For much of the race it looked like Toyota’s No. 7 would win after leading comfortably from pole position. But late into the night the car encountered an engine problem and the 30-minute stop in the stands proved costly.

The race was first held in 1923. A total of 252,500 spectators attended in 2019, but there were none this year when the race started three months late because of the novel coronavirus (COVID-19) pandemic.

“We miss the fans,” New Zealander Hartley said. “I look forward to seeing all the fans again.”

In other divisions:

United Autosports won the LMP2 division with the entry of Filipe Albuquerque, Paul Di Resta and Phil Hanson.

–In LMGTE Pro, the victory was claimed by Aston Martin Vantage AMR of Maxime Martin, Alex Lynn and Harry Tincknell (who drives for Mazda in the DPi division of IMSA).

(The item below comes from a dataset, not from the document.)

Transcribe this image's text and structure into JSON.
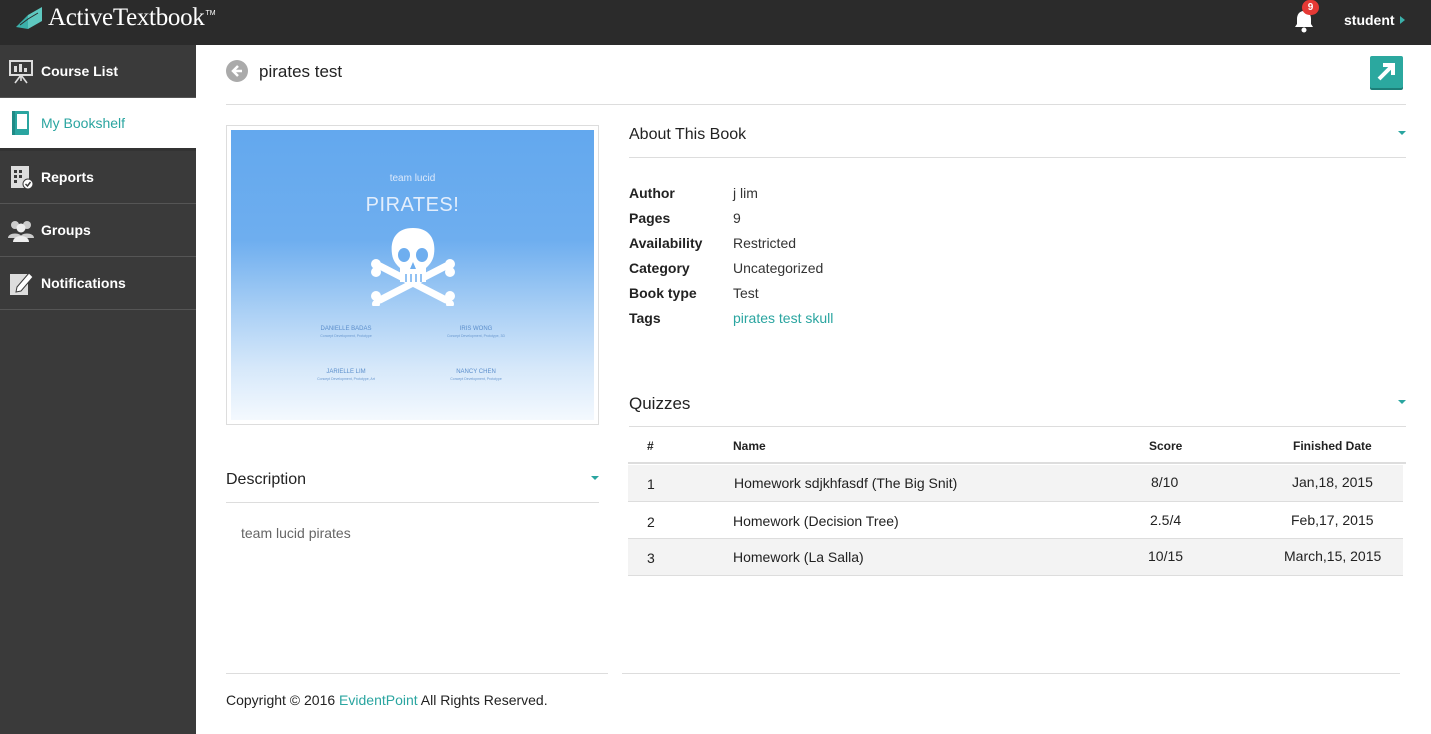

–TF Sport won the LMGTE Am class.

The Toyota No. 7 took pole after former F1 driver Kamui Kobayashi narrowly edged out the Rebellion No. 1 team in qualifying.

In damp and humid conditions Mike Conway got away cleanly from the start, while Senna held off Buemi.

After nearly seven hours, Toyota’s No. 8 fell back after a 10-minute stop in the stands to fix a brake-cooling problem on Kazuki Nakajima’s car. Rebellion’s No. 1, driven by Frenchman Norman Nato, took advantage to move into second place behind Toyota’s No. 7.

Then came the decisive moment at 2:40 a.m. as the No. 7 – also featuring Argentine Jose Maria Lopez – encountered a turbo problem. When the car came back out it was back in fourth.

“We had a few problems early in the race,” Nakajima said. “Later they had a bigger issue than us.”

Rebellion’s No. 1 encountered a problem on the hood at around 9 a.m. and the change took six minutes, allowing the Rebellion No. 3 (Nathanael Berthon-Louis Deletraz-Romain Dumas) to close the gap.

It was becoming a tight battle between the two Rebellion cars behind Toyota’s No. 8.

At 12 p.m. Rebellion No. 3 with Dumas behind the wheel was only one second ahead of No. 1 driven by Menezes. Then both cars came in for a driver change with Deletraz swapping for Dumas on a lengthy stop, and Nato for Menezes as Rebellion No. 1 suddenly moved ahead of its team rival.

Dumas, a winner in 2016 with Porsche, appeared unhappy at the strategy decision to bring his car in first and the length of the stop. There were tense explanations in the team garage.

Colombian Tatiana Calderon, an F1 test driver with Alfa Romeo, was in the Richard Mille Racing Team in the LMP2 category. She was joined by German Sophia Florsch – an F3 driver – and Dutchwoman Beitske Visser. They placed ninth out of 24 in their category.